Topic and Research
Neuroscience has been surrounded with hope and hype of scientific breakthroughs and innovations. Subproject 2 focuses on two case studies, namely (A) behavioural policy, economic conceptions of welfare, and the neural basis of utility and (B) addiction policy and the neuroscience of addiction. The hypothesis defended is that neuroeconomic evidence is a poor guide to policy as long as the neuroscientific models of decision-making are not embedded in a broader framework of social mechanisms, and that this embedding is best done according to the mechanistic blueprint for integration.
The Helsinki team project explores the possibilities and limits of neuroscientific evidence in policy-making, focusing on two case studies:
- One of the central questions in the relevance of neuroeconomics of decision is whether neuroscience can provide evidence of decision-making mechanisms relevant for behavioural policy, e.g., nudge policies. The project is interested in the question of what is the best way to integrate neuroscientific theories of decision mechanisms to models of social mechanisms so that neuroeconomics can fulfil these conditions.

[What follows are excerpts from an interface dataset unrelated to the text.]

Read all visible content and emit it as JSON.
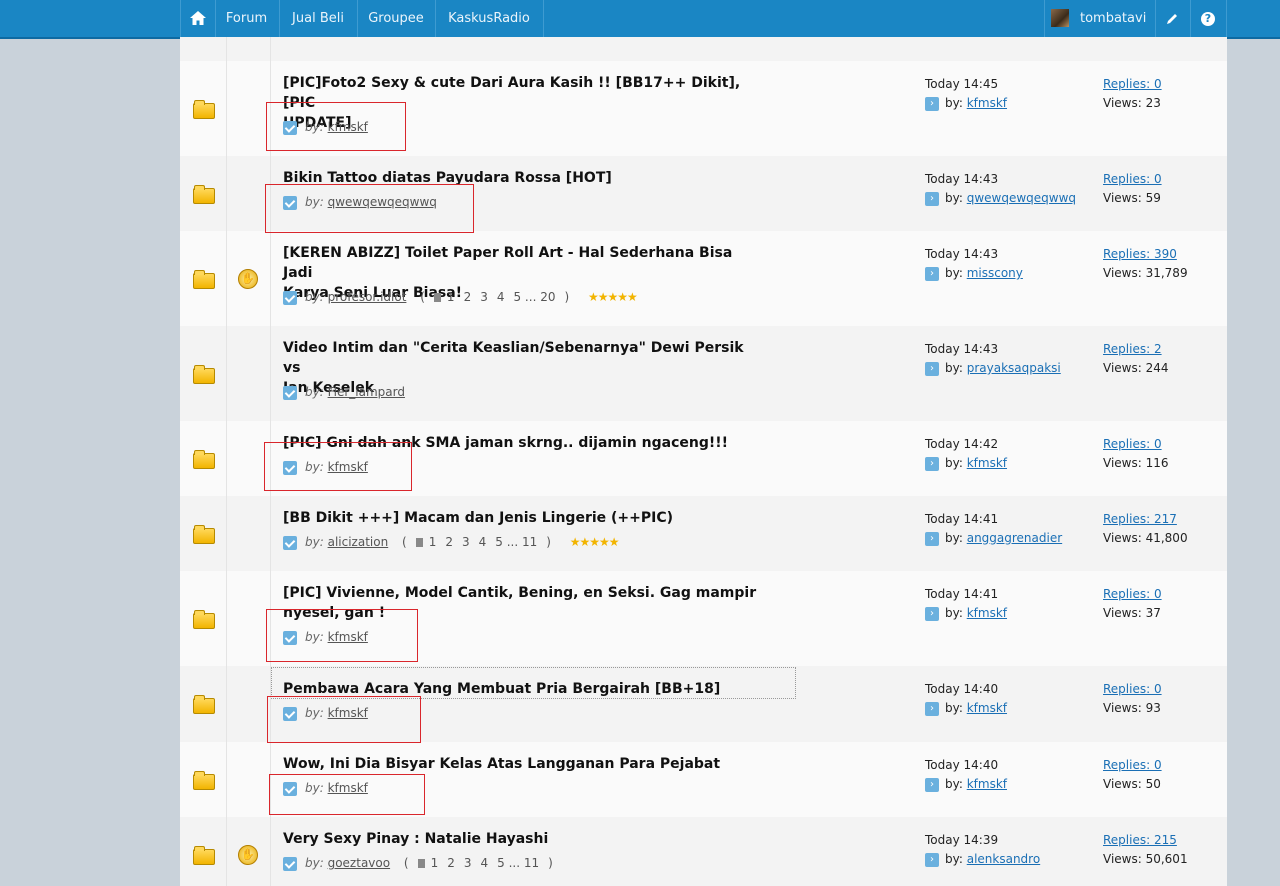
{
  "nav": {
    "forum": "Forum",
    "jual_beli": "Jual Beli",
    "groupee": "Groupee",
    "radio": "KaskusRadio",
    "user": "tombatavi",
    "help_symbol": "?"
  },
  "threads": [
    {
      "title1": "[PIC]Foto2 Sexy & cute Dari Aura Kasih !! [BB17++ Dikit],[PIC",
      "title2": "UPDATE]",
      "by_label": "by:",
      "author": "kfmskf",
      "time": "Today 14:45",
      "last_by_label": "by:",
      "last_user": "kfmskf",
      "replies": "Replies: 0",
      "views": "Views: 23"
    },
    {
      "title1": "Bikin Tattoo diatas Payudara Rossa [HOT]",
      "title2": "",
      "by_label": "by:",
      "author": "qwewqewqeqwwq",
      "time": "Today 14:43",
      "last_by_label": "by:",
      "last_user": "qwewqewqeqwwq",
      "replies": "Replies: 0",
      "views": "Views: 59"
    },
    {
      "title1": "[KEREN ABIZZ] Toilet Paper Roll Art - Hal Sederhana Bisa Jadi",
      "title2": "Karya Seni Luar Biasa!",
      "by_label": "by:",
      "author": "profesor.idiot",
      "pages": [
        "(",
        "1",
        "2",
        "3",
        "4",
        "5 ... 20",
        ")"
      ],
      "stars": "★★★★★",
      "time": "Today 14:43",
      "last_by_label": "by:",
      "last_user": "misscony",
      "replies": "Replies: 390",
      "views": "Views: 31,789"
    },
    {
      "title1": "Video Intim dan \"Cerita Keaslian/Sebenarnya\" Dewi Persik vs",
      "title2": "Ian Keselek",
      "by_label": "by:",
      "author": "Fier_lampard",
      "time": "Today 14:43",
      "last_by_label": "by:",
      "last_user": "prayaksaqpaksi",
      "replies": "Replies: 2",
      "views": "Views: 244"
    },
    {
      "title1": "[PIC] Gni dah ank SMA jaman skrng.. dijamin ngaceng!!!",
      "title2": "",
      "by_label": "by:",
      "author": "kfmskf",
      "time": "Today 14:42",
      "last_by_label": "by:",
      "last_user": "kfmskf",
      "replies": "Replies: 0",
      "views": "Views: 116"
    },
    {
      "title1": "[BB Dikit +++] Macam dan Jenis Lingerie (++PIC)",
      "title2": "",
      "by_label": "by:",
      "author": "alicization",
      "pages": [
        "(",
        "1",
        "2",
        "3",
        "4",
        "5 ... 11",
        ")"
      ],
      "stars": "★★★★★",
      "time": "Today 14:41",
      "last_by_label": "by:",
      "last_user": "anggagrenadier",
      "replies": "Replies: 217",
      "views": "Views: 41,800"
    },
    {
      "title1": "[PIC] Vivienne, Model Cantik, Bening, en Seksi. Gag mampir",
      "title2": "nyesel, gan !",
      "by_label": "by:",
      "author": "kfmskf",
      "time": "Today 14:41",
      "last_by_label": "by:",
      "last_user": "kfmskf",
      "replies": "Replies: 0",
      "views": "Views: 37"
    },
    {
      "title1": "Pembawa Acara Yang Membuat Pria Bergairah [BB+18]",
      "title2": "",
      "by_label": "by:",
      "author": "kfmskf",
      "time": "Today 14:40",
      "last_by_label": "by:",
      "last_user": "kfmskf",
      "replies": "Replies: 0",
      "views": "Views: 93"
    },
    {
      "title1": "Wow, Ini Dia Bisyar Kelas Atas Langganan Para Pejabat",
      "title2": "",
      "by_label": "by:",
      "author": "kfmskf",
      "time": "Today 14:40",
      "last_by_label": "by:",
      "last_user": "kfmskf",
      "replies": "Replies: 0",
      "views": "Views: 50"
    },
    {
      "title1": "Very Sexy Pinay : Natalie Hayashi",
      "title2": "",
      "by_label": "by:",
      "author": "goeztavoo",
      "pages": [
        "(",
        "1",
        "2",
        "3",
        "4",
        "5 ... 11",
        ")"
      ],
      "time": "Today 14:39",
      "last_by_label": "by:",
      "last_user": "alenksandro",
      "replies": "Replies: 215",
      "views": "Views: 50,601"
    }
  ]
}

We also scrutinise the impact of neuroscience to conceptions of agency behind economic assessments of welfare.
- The second topic is the embedding of neuroscientific accounts of addiction unto broader accounts of social mechanisms and strategies of self-control. The subproject also asks normative questions regarding the potential friction between the conception of agency entailed by the prevalent neuroscientific theories of addiction and the normatively salient conception of autonomy relevant for the evaluation of (possibly coercive) treatments.
The results will provide conceptual resources, and possibly new models, for the integration of neuroscientific findings into broader accounts of social mechanisms related to addiction, as well as choice behaviour in general. We will also provide clearer normative grounds for assessing the justification and possible limitations for behavioural interventions and treatments. These results will assist end-users of social scientific knowledge in translating diverse evidence into policy recommendations.
We are a group of a senior researcher and three post-doctoral researchers covering a variety of fields in philosophy, e.g. philosophy of science, applied ethics, and metaethics.
Postdoctoral researcher Susanne Uusitalo is a scholar of applied philosophy and ethics. She specializes in philosophy of addiction and has published on several issues concerning addiction and autonomy in platforms ranging from neuroethics to public health ethics. Read MorePublications
Postdoctoral researchers all work in their areas of expertise thus providing an extensive approach to the issues of consumer and welfare policy, especially in the issues related to addiction control and governance.
As soon as we have publishable results from one of our (sub-)projects, you will be able to access them here. We strongly encourage you to return to this site repeatedly to check if we have updated the content here.